“It’s All About Me”
By Richard Abrahams
Over the years, I have adapted a design principle that I like to call “It’s All About Me”. As a designer, I am incredibly passionate about creating user-centric systems that connect business operations seamlessly and guarantee that data stays within the system. And of course, when I say “me” I mean the end-user; the individual people and companies at large. I strongly believe that a successful design begins and ends with how well the user can interact with it.
I am constantly looking outward for inspiration. Experiencing systems in the real world influences me to push boundaries to design better systems that will meet the demands of those in this industry. In this blog post, I will share two rather interesting personal experiences that have influenced the way I approach this design principle.
My first experience centers around when my wife was working in Manhattan. She worked on Broadway, and I remember driving my Mini JCW (215 HP in a go-cart!) with the top down blasting Stairway to Heaven, heading up 6th Avenue to pick her up; the artist in me was thinking “life doesn’t get better than this!” I digress, but my wife is a Psychotherapist and very good at it, and the way she operated influenced me to be mindful of an important aspect of collaborative business systems. The office had a collaborative system that allowed therapists to enter client session notes. Billing, health insurance and scheduling information also had to be added, information that was required by the “back office” for the rest of the team to access. The problem she faced was in the complexities of entering the data other people needed, which even made it very frustrating to enter the private session notes, which increased the risk of session notes going missing. Extending this challenge to a shipping company chartering, operations and post fixture teams, I realized that a good collaborative system needs to do more than gathering data to be shared across the organization, it needs to make it easy for each individual to do their own job. In other words “It’s all about me”.

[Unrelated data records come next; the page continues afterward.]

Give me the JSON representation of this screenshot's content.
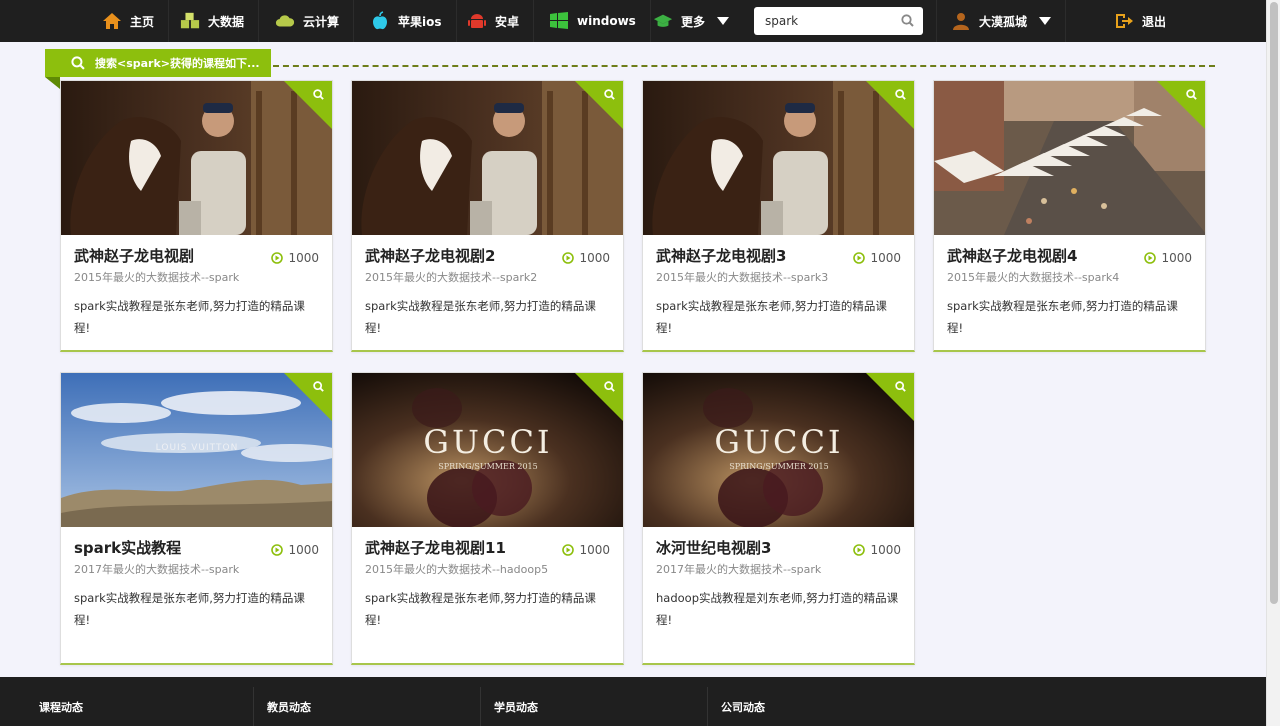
{
  "nav": {
    "home": "主页",
    "bigdata": "大数据",
    "cloud": "云计算",
    "ios": "苹果ios",
    "android": "安卓",
    "windows": "windows",
    "more": "更多",
    "search_value": "spark",
    "user": "大漠孤城",
    "logout": "退出"
  },
  "banner": {
    "text": "搜索<spark>获得的课程如下..."
  },
  "courses": [
    {
      "title": "武神赵子龙电视剧",
      "plays": "1000",
      "subtitle": "2015年最火的大数据技术--spark",
      "desc": "spark实战教程是张东老师,努力打造的精品课程!",
      "thumb": "horse-man"
    },
    {
      "title": "武神赵子龙电视剧2",
      "plays": "1000",
      "subtitle": "2015年最火的大数据技术--spark2",
      "desc": "spark实战教程是张东老师,努力打造的精品课程!",
      "thumb": "horse-man"
    },
    {
      "title": "武神赵子龙电视剧3",
      "plays": "1000",
      "subtitle": "2015年最火的大数据技术--spark3",
      "desc": "spark实战教程是张东老师,努力打造的精品课程!",
      "thumb": "horse-man"
    },
    {
      "title": "武神赵子龙电视剧4",
      "plays": "1000",
      "subtitle": "2015年最火的大数据技术--spark4",
      "desc": "spark实战教程是张东老师,努力打造的精品课程!",
      "thumb": "market"
    },
    {
      "title": "spark实战教程",
      "plays": "1000",
      "subtitle": "2017年最火的大数据技术--spark",
      "desc": "spark实战教程是张东老师,努力打造的精品课程!",
      "thumb": "sky",
      "thumb_text": "LOUIS VUITTON"
    },
    {
      "title": "武神赵子龙电视剧11",
      "plays": "1000",
      "subtitle": "2015年最火的大数据技术--hadoop5",
      "desc": "spark实战教程是张东老师,努力打造的精品课程!",
      "thumb": "gucci",
      "thumb_text": "GUCCI",
      "thumb_sub": "SPRING/SUMMER 2015"
    },
    {
      "title": "冰河世纪电视剧3",
      "plays": "1000",
      "subtitle": "2017年最火的大数据技术--spark",
      "desc": "hadoop实战教程是刘东老师,努力打造的精品课程!",
      "thumb": "gucci",
      "thumb_text": "GUCCI",
      "thumb_sub": "SPRING/SUMMER 2015"
    }
  ],
  "footer": {
    "courses": "课程动态",
    "teachers": "教员动态",
    "students": "学员动态",
    "company": "公司动态"
  },
  "colors": {
    "nav_bg": "#1f1f1f",
    "accent_green": "#8dbf0d",
    "page_bg": "#f3f3fb"
  }
}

My second experience centers around the time I was at Heidmar. Observing Jim, one of our Suezmax Traders at work, I became more mindful of the need to ensure users remain in the system. Please allow me to pause to say that, while it may not have been perfect, I had been assured by peers outside of the company that our system was definitely very solid. In this particular instance, Jim was using a system that required the user to properly categorize a fixture the moment it was fixed to ensure the “back office” had the ability to follow up as needed correctly. With a task of organizing a large Suezmax fleet with numerous cargoes, it is pretty common to fix 4 or 5 cargoes on similar dates to be allocated to different vessels – all dependent on the timing of their previous voyages. Therefore, Jim had to input the categorization of each fixture, even if it would have to be redone should the vessels get shuffled around – a huge hassle and frustration. He actually found it easier to keep fixtures in a separate notebook and only enter them into the system once they were 100% confirmed. When I observed this, I instantly realized that this was a broken system – an “all about me” system would eliminate these frustrations.

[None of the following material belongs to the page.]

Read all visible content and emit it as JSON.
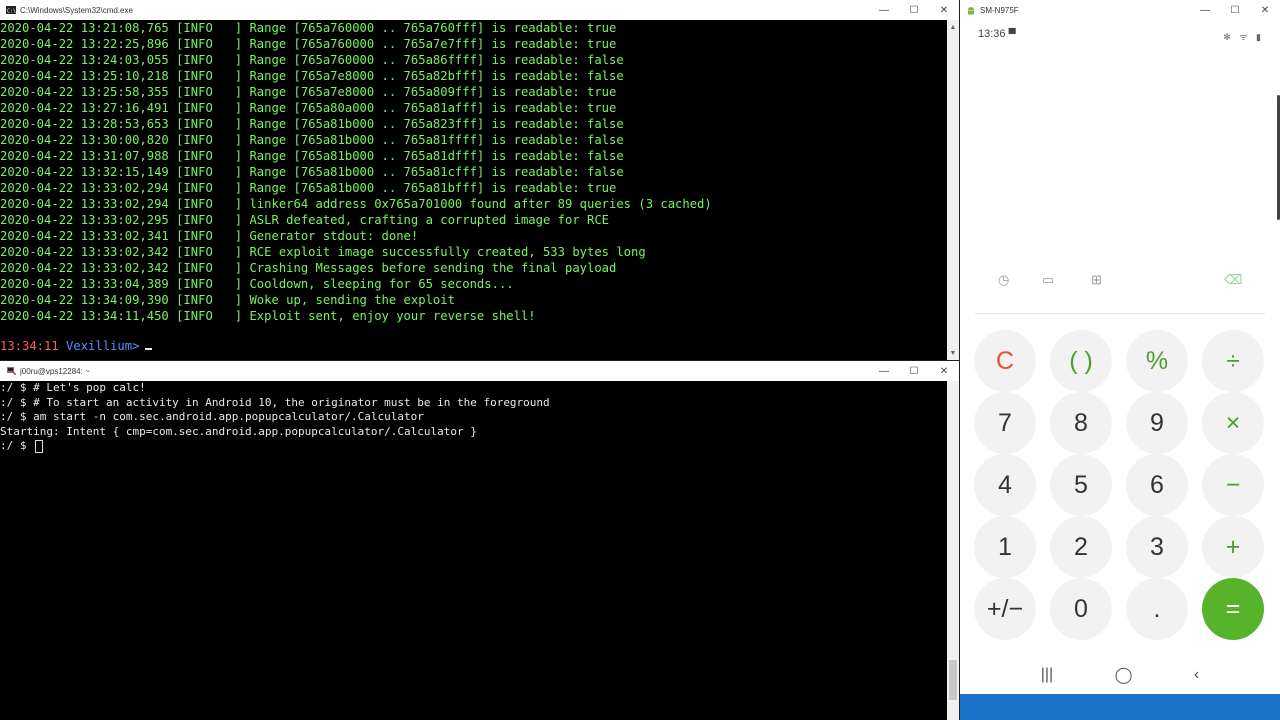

The next time you visit a website, ask yourself, is this company operating under a “for other people” (the company) mindset, or an “It’s All About Me” (me, the user) mindset. A company-centric approach will constantly ask you for information that may not necessarily be relevant to the task at hand, as a way to collect as much information about you as possible to benefit their marketing efforts and business needs over yours. In comparison, a user-centric approach will most likely leave you feeling that you had a great experience and one that you would want to repeat.
At Q88, and as Systems Designer, I aim to do just that. Make our systems easy and pleasing so our users have one less thing to worry about. Be on the lookout for my next blog.